The Debate Continues:

The debate surrounding DST continues to this day. In 2022, the U.S. Senate passed the Sunshine Protection Act, a bill that would make DST permanent nationwide. However, the bill has yet to be passed by the House of Representatives.

Opponents of the Sunshine Protection Act argue that permanent DST would disrupt sleep patterns, particularly for those living in the far northern and southern regions of the country, where sunrise and sunset times already vary significantly throughout the year.

Looking Beyond 2024: The Future of DST

The future of DST in the United States remains uncertain. Public opinion on the practice is divided, and research on its benefits and drawbacks is ongoing.
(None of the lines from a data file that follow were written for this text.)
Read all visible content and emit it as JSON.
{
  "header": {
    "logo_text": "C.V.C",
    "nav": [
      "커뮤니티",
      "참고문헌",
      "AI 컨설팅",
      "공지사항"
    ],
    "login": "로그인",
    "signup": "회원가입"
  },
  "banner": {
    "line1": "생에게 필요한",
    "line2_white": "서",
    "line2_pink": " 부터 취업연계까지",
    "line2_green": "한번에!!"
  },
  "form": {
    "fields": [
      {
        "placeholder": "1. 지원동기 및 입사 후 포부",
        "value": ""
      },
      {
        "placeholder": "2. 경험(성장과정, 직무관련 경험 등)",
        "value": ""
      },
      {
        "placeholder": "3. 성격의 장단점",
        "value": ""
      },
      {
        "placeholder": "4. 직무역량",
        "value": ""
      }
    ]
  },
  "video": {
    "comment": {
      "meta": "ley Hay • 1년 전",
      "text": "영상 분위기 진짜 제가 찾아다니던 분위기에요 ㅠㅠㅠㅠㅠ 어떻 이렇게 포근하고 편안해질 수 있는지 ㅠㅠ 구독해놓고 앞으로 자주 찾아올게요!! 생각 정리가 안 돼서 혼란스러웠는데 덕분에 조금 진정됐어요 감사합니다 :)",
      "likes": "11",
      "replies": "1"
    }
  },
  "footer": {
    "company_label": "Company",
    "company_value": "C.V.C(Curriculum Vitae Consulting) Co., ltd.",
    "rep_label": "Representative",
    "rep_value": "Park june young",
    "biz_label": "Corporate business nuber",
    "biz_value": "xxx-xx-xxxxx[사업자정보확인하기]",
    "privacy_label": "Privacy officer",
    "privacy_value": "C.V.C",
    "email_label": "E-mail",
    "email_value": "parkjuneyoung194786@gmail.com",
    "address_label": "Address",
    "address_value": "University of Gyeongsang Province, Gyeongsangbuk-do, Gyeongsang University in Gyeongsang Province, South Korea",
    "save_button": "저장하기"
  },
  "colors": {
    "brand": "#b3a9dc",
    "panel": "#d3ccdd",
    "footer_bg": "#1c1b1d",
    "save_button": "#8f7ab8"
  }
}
Whether we continue with the biannual time change, adopt permanent DST, or even abandon the practice altogether will likely be a topic of continued debate in the coming years.

Beyond the U.S.: A Global Perspective on Daylight Saving Time

It’s important to note that the U.S. is not alone in observing DST. Many countries around the world implement some form of daylight saving time, with variations in start and end dates. However, a growing number of countries, including Brazil, Russia, and China, have either abolished DST or are considering doing so.

Tips for Adjusting to Daylight Saving Time

Regardless of your stance on DST, here are some tips to help you adjust to the time change:

  • Gradually adjust your sleep schedule: In the days leading up to the time change, try going to bed and waking up 15-30 minutes earlier each day.
  • Maximize sunlight exposure: Spend time outdoors during the day to help regulate your circadian rhythm.
  • Stick to a consistent sleep routine: Maintain a regular sleep schedule, even on weekends, to help your body adjust.
  • Avoid caffeine and alcohol before bed: These substances can interfere with sleep quality.
  • Relaxation techniques: Consider relaxation techniques like meditation or deep breathing to help you unwind before bed.


Daylight Saving Time is a practice with a long and complex history. While it offers potential benefits like extended daylight hours, it also comes with drawbacks like sleep disruption. As the debate surrounding DST continues, staying informed and understanding the potential impacts on your health and well-being can help you navigate the biannual time change with ease.